AUSTIN – Texas game wardens have wrapped up an extensive 16-month poaching investigation in East Texas that has netted stout fines and jail or prison sentences for four men responsible for illegally killing 30 deer in Wood and Rains counties.
A total of 528 offenses were determined to have occurred with 40 of those being state jail felonies. Sentences handed down added up to more than $41,000 in fines, 3,000 hours of community service and 12 years of jail or probation time.
Wood County Game Wardens Derek Spitzer and Kurt Kelley along with Van Zandt County warden Steve Stapleton began the investigation on Dec. 7, 2010, when a dead deer was found hanging from an oil well pump jack on a wooded 1,500-acre tract near Alba. Only the deer’s backstrap had been removed, with the rest of the meat left to waste.
The subsequent investigation, which involved an estimated 270 man hours, uncovered an extensive pattern of deer poaching in both Wood and Rains counties.
During the course of the investigation, the wardens conducted several protracted interviews, secured a large amount of evidence, and were able to document the illegal killing of 30 deer by four individuals. All of the deer had been killed at night from public roads with the aid of a spotlight over a three-month period.
In one documented incident, two of the men involved were found to have shot two deer behind a high fence at night and returned later with a pair of bolt cutters, which they used to cut a hole in the fence and remove the deer. Most of the deer meat in the investigation was found to have been wasted, with the violators often only taking the backstraps from the animals.
While probing the hunting law violations, the wardens recovered multiple stolen items, and several theft cases are still pending. Of the total offenses known of the 528 total, 22 charges were brought forward in Wood and Rains counties. Nine Class A misdemeanor charges and two state jail felonies were filed in each county.
Of the four defendants, three made plea deals with prosecutors. One entered a plea in exchange for a one-year sentence for hunting deer without a landowner’s consent. The investigation was finally closed Feb. 23 when the fourth subject changed his plea to guilty and received 3 years in state jail and $12,000 in fines for hunting deer at night, hunting with artificial light and hunting from a vehicle – all Class A misdemeanors.

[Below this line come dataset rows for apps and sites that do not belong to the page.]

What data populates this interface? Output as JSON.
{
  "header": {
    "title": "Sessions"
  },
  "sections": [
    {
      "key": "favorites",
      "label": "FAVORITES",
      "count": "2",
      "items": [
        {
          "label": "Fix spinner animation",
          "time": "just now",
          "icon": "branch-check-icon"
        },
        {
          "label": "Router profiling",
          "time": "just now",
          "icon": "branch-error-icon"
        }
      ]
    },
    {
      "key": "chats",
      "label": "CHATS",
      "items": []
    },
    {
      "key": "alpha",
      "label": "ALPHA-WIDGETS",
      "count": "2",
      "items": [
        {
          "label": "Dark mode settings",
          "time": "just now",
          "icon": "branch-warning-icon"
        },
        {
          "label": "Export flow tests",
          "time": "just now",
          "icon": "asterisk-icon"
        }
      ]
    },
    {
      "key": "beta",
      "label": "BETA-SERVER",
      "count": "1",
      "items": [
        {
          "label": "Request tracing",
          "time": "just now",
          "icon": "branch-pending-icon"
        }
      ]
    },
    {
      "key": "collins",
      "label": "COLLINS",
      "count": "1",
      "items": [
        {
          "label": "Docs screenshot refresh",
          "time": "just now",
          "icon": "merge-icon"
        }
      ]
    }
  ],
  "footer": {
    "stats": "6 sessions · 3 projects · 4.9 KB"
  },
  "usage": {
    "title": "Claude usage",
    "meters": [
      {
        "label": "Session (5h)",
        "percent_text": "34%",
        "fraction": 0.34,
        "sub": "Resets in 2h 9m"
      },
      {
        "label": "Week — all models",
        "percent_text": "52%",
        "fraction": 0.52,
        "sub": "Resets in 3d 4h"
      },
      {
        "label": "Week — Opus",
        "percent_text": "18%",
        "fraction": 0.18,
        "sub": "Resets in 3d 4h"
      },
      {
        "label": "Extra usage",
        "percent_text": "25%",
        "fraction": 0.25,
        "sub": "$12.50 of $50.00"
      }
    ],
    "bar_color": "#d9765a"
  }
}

In addition, six firearms were seized and awarded to the state. Finally, all the defendants lost the privilege of hunting in the state of Texas for five years and will be paying civil restitution for the game animals taken.
- Texas Parks and Wildlife Department